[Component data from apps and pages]
·····

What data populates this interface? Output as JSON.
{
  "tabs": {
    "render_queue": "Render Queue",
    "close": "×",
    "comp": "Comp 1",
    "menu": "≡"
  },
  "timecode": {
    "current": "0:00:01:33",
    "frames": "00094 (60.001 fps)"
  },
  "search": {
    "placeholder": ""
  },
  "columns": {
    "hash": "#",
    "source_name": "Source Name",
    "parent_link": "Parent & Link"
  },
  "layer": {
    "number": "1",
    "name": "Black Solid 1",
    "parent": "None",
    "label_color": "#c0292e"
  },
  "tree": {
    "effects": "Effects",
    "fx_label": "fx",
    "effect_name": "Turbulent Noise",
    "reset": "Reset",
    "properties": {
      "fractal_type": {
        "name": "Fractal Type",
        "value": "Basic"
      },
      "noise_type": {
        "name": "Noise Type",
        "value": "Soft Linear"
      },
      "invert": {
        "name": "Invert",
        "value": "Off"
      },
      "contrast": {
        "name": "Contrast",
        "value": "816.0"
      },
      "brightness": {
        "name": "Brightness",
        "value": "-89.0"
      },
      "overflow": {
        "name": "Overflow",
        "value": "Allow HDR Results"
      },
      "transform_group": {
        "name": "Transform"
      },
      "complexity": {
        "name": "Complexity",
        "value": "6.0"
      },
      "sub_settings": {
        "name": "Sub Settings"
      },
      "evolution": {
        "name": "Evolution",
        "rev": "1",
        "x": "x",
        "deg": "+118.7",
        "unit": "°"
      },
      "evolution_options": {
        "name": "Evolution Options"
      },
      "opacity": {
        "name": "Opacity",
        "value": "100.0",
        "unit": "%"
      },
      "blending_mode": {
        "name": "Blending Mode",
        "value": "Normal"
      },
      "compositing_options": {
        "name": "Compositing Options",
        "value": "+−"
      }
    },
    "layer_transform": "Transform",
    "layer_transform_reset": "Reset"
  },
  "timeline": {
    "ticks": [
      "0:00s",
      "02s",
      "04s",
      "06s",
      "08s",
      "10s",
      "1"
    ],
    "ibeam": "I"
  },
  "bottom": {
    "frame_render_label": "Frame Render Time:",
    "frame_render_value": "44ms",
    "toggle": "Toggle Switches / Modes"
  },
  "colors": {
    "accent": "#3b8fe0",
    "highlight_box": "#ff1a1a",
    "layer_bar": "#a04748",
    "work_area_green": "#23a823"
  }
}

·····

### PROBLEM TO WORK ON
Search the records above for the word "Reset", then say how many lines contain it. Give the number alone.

### RESULT FOR THIS EXERCISE
2